Between Hope and Fear: A History of Vaccines and Human Immunity by Michael Kinch (July 3)
Between Hope and Fear tells the remarkable story of vaccine-preventable infectious diseases and their social and political implications. While detailing the history of vaccine invention, Kinch reveals the ominous reality that our victories against vaccine-preventable diseases are not permanent―and could easily be undone.
Publishers Weekly says, “Kinch’s argument in favor of reason and science over fear and charlatanism is cogent and well-researched, presenting a large-scale chronological narrative of disease and prevention.”
The Wonderful Mr Willughby: The First True Ornithologist by Tim Birkhead (July 10)
Francis Willughby lived and thrived in the midst of the rapidly accelerating scientific revolution of the seventeenth century. He helped found the Royal Society, differentiated birds through identification of their distinguishing features, and asked questions that were, in some cases, centuries ahead of their time. Rich with glorious detail, The Wonderful Mr Willughby is at once a fascinating insight into a thrilling period of scientific history and an authoritative, lively biography of one of its legendary pioneers.
The Future Then: Fascinating Art & Predictions from 145 Years of Popular Science by The Editors of Popular Science (July 10)
To commemorate the 145th anniversary of Popular Science, this gorgeous, full-color, fun, and lively collection of retro covers from the magazine’s archives explores all those far-flung inventions that never quite made it off the drawing board—from flying cars to personal jet packs—and tracks the evolution of those innovations that did.
Buzz: The Nature and Necessity of Bees by Thor Hanson (July 10)
As informative and enchanting as the waggle dance of a honeybee, Buzz shows us why all bees are wonders to celebrate and protect. Read this book and you’ll never overlook them again.
Booklist says, “Hanson…is surprisingly optimistic that we can reform and protect our bees, citing recent research and improved agricultural practices. In Buzz, he states his case while entertainingly recounting human-and-bee history and his own experiences with many bee species.”
Can Science Make Sense of Life? by Sheila Jasanoff (July 16)
Nearly seventy years after the discovery of the structure of DNA and the birth of the genetic age, biology and biotechnology are poised to edit, even rewrite, the texts of life to correct nature’s mistakes. This book looks at flash points in law, politics, ethics, and culture – assisted reproduction, stem cell research, agricultural GMOs, gene drives, creation of synthetic organoids – to argue that science’s promises of perfectibility have gone too far.
At Least Know This: Essential Science to Enhance Your Life by Guy P. Harrison (July 17)

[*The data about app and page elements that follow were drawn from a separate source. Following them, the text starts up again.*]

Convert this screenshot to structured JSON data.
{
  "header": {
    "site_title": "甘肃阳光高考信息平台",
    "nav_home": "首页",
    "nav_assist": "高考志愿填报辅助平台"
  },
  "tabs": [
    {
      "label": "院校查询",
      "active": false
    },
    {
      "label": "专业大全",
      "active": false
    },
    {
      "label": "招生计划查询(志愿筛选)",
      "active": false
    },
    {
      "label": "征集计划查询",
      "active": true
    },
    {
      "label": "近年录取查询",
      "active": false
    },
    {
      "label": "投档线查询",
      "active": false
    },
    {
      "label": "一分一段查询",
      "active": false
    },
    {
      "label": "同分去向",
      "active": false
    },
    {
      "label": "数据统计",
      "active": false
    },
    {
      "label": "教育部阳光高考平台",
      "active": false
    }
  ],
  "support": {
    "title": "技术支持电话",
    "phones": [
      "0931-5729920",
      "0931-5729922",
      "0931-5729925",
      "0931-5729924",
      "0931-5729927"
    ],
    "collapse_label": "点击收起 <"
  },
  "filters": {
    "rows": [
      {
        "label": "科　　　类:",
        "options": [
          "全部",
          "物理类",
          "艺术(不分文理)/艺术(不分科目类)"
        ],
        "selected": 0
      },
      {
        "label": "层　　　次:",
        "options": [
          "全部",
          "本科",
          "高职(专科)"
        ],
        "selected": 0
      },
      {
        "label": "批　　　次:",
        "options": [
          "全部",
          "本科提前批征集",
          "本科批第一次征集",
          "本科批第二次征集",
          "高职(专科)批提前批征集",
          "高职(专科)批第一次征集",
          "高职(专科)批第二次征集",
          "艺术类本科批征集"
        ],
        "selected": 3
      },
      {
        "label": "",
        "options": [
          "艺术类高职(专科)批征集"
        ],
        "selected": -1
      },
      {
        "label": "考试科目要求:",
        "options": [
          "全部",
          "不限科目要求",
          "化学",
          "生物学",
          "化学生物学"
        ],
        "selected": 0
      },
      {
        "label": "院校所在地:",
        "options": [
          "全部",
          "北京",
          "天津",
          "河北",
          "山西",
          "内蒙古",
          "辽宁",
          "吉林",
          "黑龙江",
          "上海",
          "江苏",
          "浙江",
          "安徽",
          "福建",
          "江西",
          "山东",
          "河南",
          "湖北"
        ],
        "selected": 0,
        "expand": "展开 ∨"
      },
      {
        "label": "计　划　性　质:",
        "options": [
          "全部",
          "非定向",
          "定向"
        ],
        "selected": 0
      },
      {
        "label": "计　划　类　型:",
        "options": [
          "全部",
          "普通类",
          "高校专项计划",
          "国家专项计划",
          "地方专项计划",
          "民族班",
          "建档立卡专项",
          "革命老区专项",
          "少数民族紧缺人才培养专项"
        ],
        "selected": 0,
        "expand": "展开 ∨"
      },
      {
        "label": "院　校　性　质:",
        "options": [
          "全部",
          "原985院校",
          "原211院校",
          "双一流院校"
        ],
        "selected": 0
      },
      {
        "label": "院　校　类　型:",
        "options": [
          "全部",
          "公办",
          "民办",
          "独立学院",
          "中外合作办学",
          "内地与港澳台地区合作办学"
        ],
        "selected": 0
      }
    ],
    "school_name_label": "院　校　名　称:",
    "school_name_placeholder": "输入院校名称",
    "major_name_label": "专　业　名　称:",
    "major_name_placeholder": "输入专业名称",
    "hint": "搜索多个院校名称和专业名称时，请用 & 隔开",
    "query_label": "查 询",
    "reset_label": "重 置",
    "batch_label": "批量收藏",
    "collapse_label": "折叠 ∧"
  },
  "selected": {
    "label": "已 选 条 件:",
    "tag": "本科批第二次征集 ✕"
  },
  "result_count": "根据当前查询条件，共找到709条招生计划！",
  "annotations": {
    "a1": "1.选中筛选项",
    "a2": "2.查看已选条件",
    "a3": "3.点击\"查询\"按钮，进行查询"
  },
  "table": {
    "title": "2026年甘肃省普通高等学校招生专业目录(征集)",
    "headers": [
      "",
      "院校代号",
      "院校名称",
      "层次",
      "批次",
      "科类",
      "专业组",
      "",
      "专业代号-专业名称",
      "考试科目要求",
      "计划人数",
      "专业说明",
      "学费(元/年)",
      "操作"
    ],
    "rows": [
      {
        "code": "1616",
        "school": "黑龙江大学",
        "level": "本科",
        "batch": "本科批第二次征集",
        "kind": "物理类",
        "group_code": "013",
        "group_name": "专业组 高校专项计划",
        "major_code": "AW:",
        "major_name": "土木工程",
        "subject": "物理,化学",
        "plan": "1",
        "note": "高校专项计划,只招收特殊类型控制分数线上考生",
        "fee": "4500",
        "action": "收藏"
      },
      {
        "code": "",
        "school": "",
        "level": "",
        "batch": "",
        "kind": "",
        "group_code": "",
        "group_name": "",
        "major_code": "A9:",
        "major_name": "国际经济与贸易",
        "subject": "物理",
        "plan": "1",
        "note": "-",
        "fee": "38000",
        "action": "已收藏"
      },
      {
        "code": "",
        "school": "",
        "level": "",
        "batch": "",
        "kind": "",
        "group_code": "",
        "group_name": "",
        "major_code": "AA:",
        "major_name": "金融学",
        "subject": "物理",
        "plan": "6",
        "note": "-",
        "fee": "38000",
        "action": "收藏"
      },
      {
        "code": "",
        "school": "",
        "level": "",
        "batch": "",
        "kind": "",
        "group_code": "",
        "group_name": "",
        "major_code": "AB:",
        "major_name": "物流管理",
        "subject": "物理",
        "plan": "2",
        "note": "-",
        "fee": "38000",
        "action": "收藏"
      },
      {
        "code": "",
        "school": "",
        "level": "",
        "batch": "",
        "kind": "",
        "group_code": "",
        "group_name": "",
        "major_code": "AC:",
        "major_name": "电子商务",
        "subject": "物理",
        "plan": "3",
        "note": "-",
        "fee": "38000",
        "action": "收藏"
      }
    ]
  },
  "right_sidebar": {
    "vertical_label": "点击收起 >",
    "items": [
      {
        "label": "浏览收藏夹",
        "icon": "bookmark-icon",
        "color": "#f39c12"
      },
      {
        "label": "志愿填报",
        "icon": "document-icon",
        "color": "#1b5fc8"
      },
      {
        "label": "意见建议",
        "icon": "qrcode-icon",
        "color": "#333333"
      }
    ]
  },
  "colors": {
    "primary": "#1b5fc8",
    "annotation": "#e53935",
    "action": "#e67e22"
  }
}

This primer on essential scientific literacy gives readers the basics to understand themselves and the world around them. How old is our planet? Where did it come from and where is it located in the universe? What is everything made of? When did life begin? Who are we as a species and what connections do we share with other life forms? Why is human culture continuously plagued by war, disease, and crime?
Climate in Motion: Science, Empire, and the Problem of Scale by Deborah R. Coen (July 16)
Climate in Motion presents the history of modern climate science as the embodied work of moving between different frameworks for measuring the world. Extending the history of modern climate science back into the nineteenth century, Deborah R. Coen uncovers its roots in the politics of empire-building in central and eastern Europe. In this way, the book offers a critical historical perspective on the concepts of scale that structure thinking about the climate crisis today and the range of possibilities for responding to it.